Filtering by Category: Photography

a quiet day

My days seem to be made up of peaks and valleys, of quietness and busyness. The weather has been much the same, brilliant warm sunshine and blue skies one day, hard freezes and dreariness the next. We're still wearing winter clothes and running the furnace most nights, but I did have a fleeting sense of hope the other day, bent over weeding my garden in the late afternoon, with a flyby of the first hummingbird of the season. My heart jumped for joy as my head tried to decide if it really was a hummingbird or a really large bumblebee.

My heart decided that it was a hummingbird in the end.

I have been doing a lot of shooting lately, and that has filled up my days. 

I have photographed sorority sisters, full of life and freshness and youth, their stories still waiting to be told.

I photographed a 103-year-old senior, whose stories have been told and whose story is still being told by the gleam in her eye and the smile lines surrounding her face.

I helped my best friend's little girl turn 5 years old after watching my own big girl earn her yellow belt in kenpo, the latest martial arts discipline she's going to master.

I visited the farmer's market for the first time this year, meeting a wood worker who made the most beautiful spoons out of persimmon wood, ash, and maple. She demonstrated how she carved the utensils, straddling her work bench and chopping away at a piece of wood with a small ax and I could begin to see the spoon coming to life. She wore a small stocking cap and work boots, her shirt soaked already from the early morning sunshine. I asked to take her picture and she said yes, swinging her leg back over her bench and showing me once again how she brings life out of wood. I purchased the smallest spoon made out of persimmon wood, the smoothness of the bowl reminding me of my silky blankie I used to use to suck my thumb with when I was a toddler.

Dave and I have been yearning to hit the open road, seeking out new places to explore on the back of his motorcycle. Tuesday evening the light was soft and golden as we meandered the backroads around nearby Tonitown, the dirt that his bike kicked up beautifully highlighted in the lovely light. We didn't really have a destination, taking turns deciding which dirt road to follow. We passed cows and new little calves, some shying away and galloping back to their mommas as the roar of the motorcycle passed their pastures. We came across a creek, an unexpected surprise, but one that David successfully navigated, giving me an excuse to wade across to join him, the cold water instantly soaking my shoes and filling me up with delight.

My weekend is full and the coming week looks to be filling up as well, as I begin to plan an upcoming photography project with a friend and take high school senior pictures for a neighbor girl. I feel blessed lately, blessed with all the goodness that seems to have enveloped myself and my family. I don't know if my sister has anything to do with it, but I like to think that she does, that she is looking down on all of us and taking care of us.

A certain kind of quiet guidance.



After the Rains

We had afternoon rains yesterday, but right around supper time, the sun came out and the world lit up.


All shot with David's camera, a Nikon D500 with my 35mm lens.
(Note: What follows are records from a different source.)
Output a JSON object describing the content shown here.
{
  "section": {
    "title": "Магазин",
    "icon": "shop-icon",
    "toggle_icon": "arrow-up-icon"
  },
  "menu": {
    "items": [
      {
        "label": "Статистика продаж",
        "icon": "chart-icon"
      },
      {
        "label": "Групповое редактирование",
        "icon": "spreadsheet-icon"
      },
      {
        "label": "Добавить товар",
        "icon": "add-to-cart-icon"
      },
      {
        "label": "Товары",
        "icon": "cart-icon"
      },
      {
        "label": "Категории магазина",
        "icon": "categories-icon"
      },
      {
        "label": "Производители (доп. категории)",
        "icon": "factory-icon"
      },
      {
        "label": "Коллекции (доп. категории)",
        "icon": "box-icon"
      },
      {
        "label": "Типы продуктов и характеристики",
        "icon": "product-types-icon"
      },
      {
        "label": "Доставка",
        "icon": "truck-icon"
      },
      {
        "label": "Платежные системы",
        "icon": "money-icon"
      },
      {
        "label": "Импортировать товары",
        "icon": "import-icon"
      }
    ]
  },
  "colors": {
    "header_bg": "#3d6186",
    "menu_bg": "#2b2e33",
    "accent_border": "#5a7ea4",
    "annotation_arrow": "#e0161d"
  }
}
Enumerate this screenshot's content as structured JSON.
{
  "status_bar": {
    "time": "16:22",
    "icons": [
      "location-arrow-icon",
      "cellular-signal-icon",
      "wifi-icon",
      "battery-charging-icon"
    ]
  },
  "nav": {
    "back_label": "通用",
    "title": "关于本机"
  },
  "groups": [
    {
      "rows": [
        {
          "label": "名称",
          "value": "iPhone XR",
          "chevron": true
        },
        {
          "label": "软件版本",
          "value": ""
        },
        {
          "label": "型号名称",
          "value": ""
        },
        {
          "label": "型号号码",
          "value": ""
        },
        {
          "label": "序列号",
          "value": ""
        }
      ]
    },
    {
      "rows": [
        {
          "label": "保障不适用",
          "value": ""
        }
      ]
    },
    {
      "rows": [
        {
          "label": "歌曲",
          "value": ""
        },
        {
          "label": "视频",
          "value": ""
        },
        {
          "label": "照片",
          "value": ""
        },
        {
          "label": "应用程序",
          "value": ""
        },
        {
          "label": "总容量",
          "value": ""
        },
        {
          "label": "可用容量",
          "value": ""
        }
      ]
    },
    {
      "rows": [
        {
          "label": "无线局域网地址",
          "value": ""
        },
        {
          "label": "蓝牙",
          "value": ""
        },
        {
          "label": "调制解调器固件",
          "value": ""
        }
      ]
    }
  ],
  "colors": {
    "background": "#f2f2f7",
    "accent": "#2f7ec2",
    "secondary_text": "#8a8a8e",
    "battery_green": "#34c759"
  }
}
I used a prism on the very last one for a bit of a creative flare. I'm out of practice with it, but spring and the longer evenings will make for some beautiful practice sessions.

Amateur Hour

Amateur. You say that as if it was a dirty word or something, but “amateur” comes from the Latin word ‘amare,’ which means love, love. To do things for the love of it.
— "Mozart in the Jungle"

I visited the teeny tiny town of Prairie Grove Wednesday afternoon to do some thrifting and try my hand at street photography. All these photos were taken within a one block radius of where I had parked my car. A funny little story about the image with all the bright chairs lined up in front of the Ace Hardware store: as I was lining up my shot, an SUV stopped in the street to the left of me. I waved him on, letting him know that I could wait, that I was just wanting to get a picture of the colorful chairs. I saw him laughing as he pulled into the parking lot where I was standing and got out of his pick up truck, holding a camera, and told me that he wanted the same photo, too.

We both laughed and took our pictures, standing side by side. 

And now that you don’t have to be perfect, you can be good
— John Steinbeck